Israeli Foreign Minister Gabi Ashkenazi and German Foreign Minister Heiko Maas deliver opening remarks ahead of their meeting at the Foreign Ministry in Jerusalem
(photo credit: FOREIGN MINISTRY)
The government has not yet decided whether to extend Israel’s laws to parts of the West Bank, Foreign Minister Gabi Ashkenazi said in a press conference with his German counterpart Heiko Mass on Wednesday.
Ashkenazi repeatedly cited the lack of a decision in response to questions about the details of how Israel would implement US President Donald Trump’s peace plan.
According to the coalition agreement between Ashkenazi’s Blue and White party and Likud, Prime Minister Benjamin Netanyahu can bring annexation to a vote on July 1, in three weeks, at the earliest.
Asked about the maps being drawn to indicate which areas Israel would annex, Ashkenazi pointed out that they are not ready yet. He said the Trump plan features a conceptual map, and the US-Israel mapping committee is meant to fill in the details of exactly where each settlement ends.
“The map is not a decision. It will be the basis for a decision we will make,” Ashkenazi said, emphasizing that he and Alternate Prime Minister Benny Gantz are familiar with the mapping work and the territory being examined.
As for the status of Palestinians if Israel proceeds with annexation, Ashkenazi said “the plan defines the status of the residents.
The text of the plan states that Israelis remain Israeli and Palestinians would remain under the Palestinian Authority until an eventual state is established. The Trump administration’s “Vision for Peace” would create Palestinian enclaves within sovereign Israel, and Israeli enclaves in an eventual Palestinian state rather than have each side accept the other as citizens.
Despite referring to the plan, Ashkenazi remained noncommittal, saying: “We are at the beginning of discussions…No decision has been made; it’s a bit early.
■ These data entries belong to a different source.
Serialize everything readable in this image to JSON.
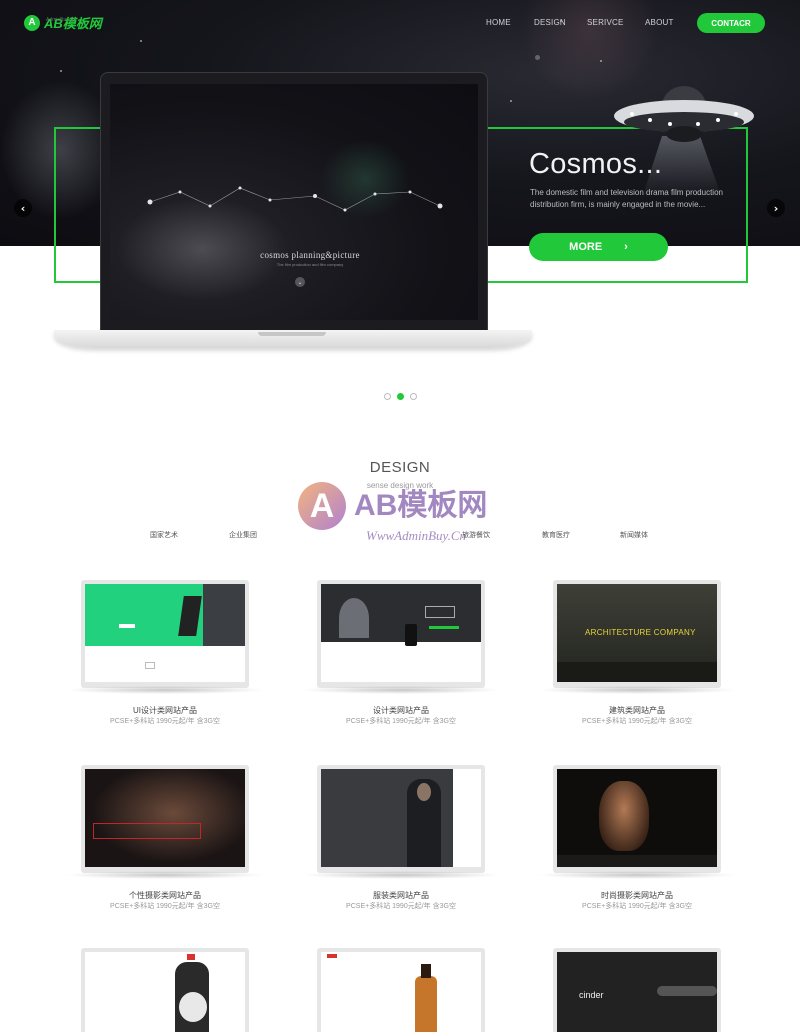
{
  "brand": {
    "logo_mark": "A",
    "logo_text": "AB模板网",
    "logo_sub": "AdminBuy.Cn",
    "accent_color": "#21c83a"
  },
  "nav": {
    "items": [
      "HOME",
      "DESIGN",
      "SERIVCE",
      "ABOUT"
    ],
    "contact": "CONTACR"
  },
  "hero": {
    "title": "Cosmos...",
    "description": "The domestic film and television drama film production distribution firm, is mainly engaged in the movie...",
    "more_label": "MORE",
    "more_icon": "chevron-right-icon",
    "prev_icon": "chevron-left-icon",
    "next_icon": "chevron-right-icon",
    "screen_title": "cosmos planning&picture",
    "screen_sub": "The film production and film company",
    "slide_count": 3,
    "active_slide": 2
  },
  "design": {
    "title": "DESIGN",
    "subtitle": "sense design work",
    "categories": [
      "国家艺术",
      "企业集团",
      "旅游餐饮",
      "教育医疗",
      "新闻媒体"
    ],
    "watermark": {
      "text": "AB模板网",
      "url": "WwwAdminBuy.Cn"
    },
    "products": [
      {
        "title": "UI设计类网站产品",
        "meta": "PCSE+多科站 1990元起/年 含3G空"
      },
      {
        "title": "设计类网站产品",
        "meta": "PCSE+多科站 1990元起/年 含3G空"
      },
      {
        "title": "建筑类网站产品",
        "meta": "PCSE+多科站 1990元起/年 含3G空",
        "screen_text": "ARCHITECTURE COMPANY"
      },
      {
        "title": "个性摄影类网站产品",
        "meta": "PCSE+多科站 1990元起/年 含3G空"
      },
      {
        "title": "服装类网站产品",
        "meta": "PCSE+多科站 1990元起/年 含3G空"
      },
      {
        "title": "时尚摄影类网站产品",
        "meta": "PCSE+多科站 1990元起/年 含3G空"
      },
      {
        "title": "",
        "meta": ""
      },
      {
        "title": "",
        "meta": ""
      },
      {
        "title": "",
        "meta": "",
        "screen_text": "cinder"
      }
    ]
  }
}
Once a decision has been made, we can give details.”
Ashkenazi also called for Germany to wait for the Israeli decision before responding to the possibility of annexation.
He and Maas “didn’t discuss possible steps Germany will take” in response to annexation, he said.
“If there is a decision,” the foreign minister added, “we should do it responsibly, while maintaining Israeli interests of stability and the peace treaties, and with dialogue with the US and hopefully our neighbors.”
“It is in Israel’s interest to remain a Jewish and democratic state,” he said.